The data beneath this task has to be reprinted character for character.

━━━━━ Recorded information ━━━━━

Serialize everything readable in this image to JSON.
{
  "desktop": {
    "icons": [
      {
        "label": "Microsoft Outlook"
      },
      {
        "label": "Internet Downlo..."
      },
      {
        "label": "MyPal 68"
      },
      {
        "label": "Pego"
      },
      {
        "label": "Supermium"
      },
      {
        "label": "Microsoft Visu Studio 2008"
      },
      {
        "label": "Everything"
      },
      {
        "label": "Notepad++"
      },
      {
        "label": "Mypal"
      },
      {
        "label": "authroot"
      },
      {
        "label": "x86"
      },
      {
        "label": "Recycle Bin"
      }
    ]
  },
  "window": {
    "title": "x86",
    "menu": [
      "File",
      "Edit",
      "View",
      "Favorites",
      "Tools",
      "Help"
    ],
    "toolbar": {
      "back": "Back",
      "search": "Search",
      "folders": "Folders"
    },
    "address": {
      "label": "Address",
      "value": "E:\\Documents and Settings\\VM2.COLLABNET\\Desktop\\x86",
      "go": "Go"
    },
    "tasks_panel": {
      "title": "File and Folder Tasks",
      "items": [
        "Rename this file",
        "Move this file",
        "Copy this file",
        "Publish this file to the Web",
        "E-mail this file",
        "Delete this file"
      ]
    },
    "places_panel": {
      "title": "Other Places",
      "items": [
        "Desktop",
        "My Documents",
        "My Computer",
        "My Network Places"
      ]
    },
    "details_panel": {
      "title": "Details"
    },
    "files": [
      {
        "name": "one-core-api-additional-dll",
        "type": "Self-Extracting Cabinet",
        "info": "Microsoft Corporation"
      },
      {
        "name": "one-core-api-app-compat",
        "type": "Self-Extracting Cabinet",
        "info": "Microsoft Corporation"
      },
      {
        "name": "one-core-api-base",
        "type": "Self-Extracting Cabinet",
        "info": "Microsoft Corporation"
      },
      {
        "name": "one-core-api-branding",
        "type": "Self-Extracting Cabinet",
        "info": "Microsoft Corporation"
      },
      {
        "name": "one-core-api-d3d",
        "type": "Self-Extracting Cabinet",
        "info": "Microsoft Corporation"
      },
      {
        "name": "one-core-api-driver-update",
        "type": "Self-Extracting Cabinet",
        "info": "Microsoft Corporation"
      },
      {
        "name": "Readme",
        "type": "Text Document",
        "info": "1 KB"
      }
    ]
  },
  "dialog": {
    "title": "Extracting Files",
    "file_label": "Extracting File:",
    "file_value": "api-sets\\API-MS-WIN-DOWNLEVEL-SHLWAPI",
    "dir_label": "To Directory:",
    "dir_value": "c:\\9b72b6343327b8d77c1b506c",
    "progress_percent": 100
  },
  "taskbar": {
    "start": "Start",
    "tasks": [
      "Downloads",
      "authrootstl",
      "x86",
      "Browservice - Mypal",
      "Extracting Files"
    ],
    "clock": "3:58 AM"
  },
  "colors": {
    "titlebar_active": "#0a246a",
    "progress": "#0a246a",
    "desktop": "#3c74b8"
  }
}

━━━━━

_Result_
Serialize everything readable in this image to JSON.
{
  "desktop": {
    "icons": [
      {
        "label": "Microsoft Outlook"
      },
      {
        "label": "Internet Downlo..."
      },
      {
        "label": "MyPal 68"
      },
      {
        "label": "Pego"
      },
      {
        "label": "Supermium"
      },
      {
        "label": "Microsoft Visu Studio 2008"
      },
      {
        "label": "Everything"
      },
      {
        "label": "Notepad++"
      },
      {
        "label": "Mypal"
      },
      {
        "label": "authroot"
      },
      {
        "label": "x86"
      },
      {
        "label": "Recycle Bin"
      }
    ]
  },
  "window": {
    "title": "x86",
    "menu": [
      "File",
      "Edit",
      "View",
      "Favorites",
      "Tools",
      "Help"
    ],
    "toolbar": {
      "back": "Back",
      "search": "Search",
      "folders": "Folders"
    },
    "address": {
      "label": "Address",
      "value": "E:\\Documents and Settings\\VM2.COLLABNET\\Desktop\\x86",
      "go": "Go"
    },
    "tasks_panel": {
      "title": "File and Folder Tasks",
      "items": [
        "Rename this file",
        "Move this file",
        "Copy this file",
        "Publish this file to the Web",
        "E-mail this file",
        "Delete this file"
      ]
    },
    "places_panel": {
      "title": "Other Places",
      "items": [
        "Desktop",
        "My Documents",
        "My Computer",
        "My Network Places"
      ]
    },
    "details_panel": {
      "title": "Details"
    },
    "files": [
      {
        "name": "one-core-api-additional-dll",
        "type": "Self-Extracting Cabinet",
        "info": "Microsoft Corporation"
      },
      {
        "name": "one-core-api-app-compat",
        "type": "Self-Extracting Cabinet",
        "info": "Microsoft Corporation"
      },
      {
        "name": "one-core-api-base",
        "type": "Self-Extracting Cabinet",
        "info": "Microsoft Corporation"
      },
      {
        "name": "one-core-api-branding",
        "type": "Self-Extracting Cabinet",
        "info": "Microsoft Corporation"
      },
      {
        "name": "one-core-api-d3d",
        "type": "Self-Extracting Cabinet",
        "info": "Microsoft Corporation"
      },
      {
        "name": "one-core-api-driver-update",
        "type": "Self-Extracting Cabinet",
        "info": "Microsoft Corporation"
      },
      {
        "name": "Readme",
        "type": "Text Document",
        "info": "1 KB"
      }
    ]
  },
  "dialog": {
    "title": "Extracting Files",
    "file_label": "Extracting File:",
    "file_value": "api-sets\\API-MS-WIN-DOWNLEVEL-SHLWAPI",
    "dir_label": "To Directory:",
    "dir_value": "c:\\9b72b6343327b8d77c1b506c",
    "progress_percent": 100
  },
  "taskbar": {
    "start": "Start",
    "tasks": [
      "Downloads",
      "authrootstl",
      "x86",
      "Browservice - Mypal",
      "Extracting Files"
    ],
    "clock": "3:58 AM"
  },
  "colors": {
    "titlebar_active": "#0a246a",
    "progress": "#0a246a",
    "desktop": "#3c74b8"
  }
}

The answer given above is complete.